**Data for processing**

┄┄┄┄┄┄

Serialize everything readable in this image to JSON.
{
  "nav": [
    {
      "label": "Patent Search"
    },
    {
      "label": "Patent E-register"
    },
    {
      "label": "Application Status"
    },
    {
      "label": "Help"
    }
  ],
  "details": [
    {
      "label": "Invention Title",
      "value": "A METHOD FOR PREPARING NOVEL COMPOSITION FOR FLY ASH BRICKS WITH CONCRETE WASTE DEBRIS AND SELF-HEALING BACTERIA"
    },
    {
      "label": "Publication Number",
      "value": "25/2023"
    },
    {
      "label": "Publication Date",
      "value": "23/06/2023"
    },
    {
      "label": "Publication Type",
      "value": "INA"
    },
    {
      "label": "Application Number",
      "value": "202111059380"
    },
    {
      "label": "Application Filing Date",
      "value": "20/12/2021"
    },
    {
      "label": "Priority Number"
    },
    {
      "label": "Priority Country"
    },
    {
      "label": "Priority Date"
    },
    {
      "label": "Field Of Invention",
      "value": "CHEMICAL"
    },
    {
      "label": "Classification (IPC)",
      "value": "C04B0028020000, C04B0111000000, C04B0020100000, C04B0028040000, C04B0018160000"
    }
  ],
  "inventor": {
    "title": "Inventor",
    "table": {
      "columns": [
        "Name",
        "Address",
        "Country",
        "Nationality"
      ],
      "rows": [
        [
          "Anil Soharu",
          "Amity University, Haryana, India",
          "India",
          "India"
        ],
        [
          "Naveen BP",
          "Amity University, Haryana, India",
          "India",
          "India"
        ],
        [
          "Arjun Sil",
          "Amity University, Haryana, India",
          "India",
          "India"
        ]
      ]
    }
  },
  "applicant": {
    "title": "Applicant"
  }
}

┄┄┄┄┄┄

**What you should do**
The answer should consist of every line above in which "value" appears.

**Exercise response**
      "value": "A METHOD FOR PREPARING NOVEL COMPOSITION FOR FLY ASH BRICKS WITH CONCRETE WASTE DEBRIS AND SELF-HEALING BACTERIA"
      "value": "25/2023"
      "value": "23/06/2023"
      "value": "INA"
      "value": "202111059380"
      "value": "20/12/2021"
      "value": "CHEMICAL"
      "value": "C04B0028020000, C04B0111000000, C04B0020100000, C04B0028040000, C04B0018160000"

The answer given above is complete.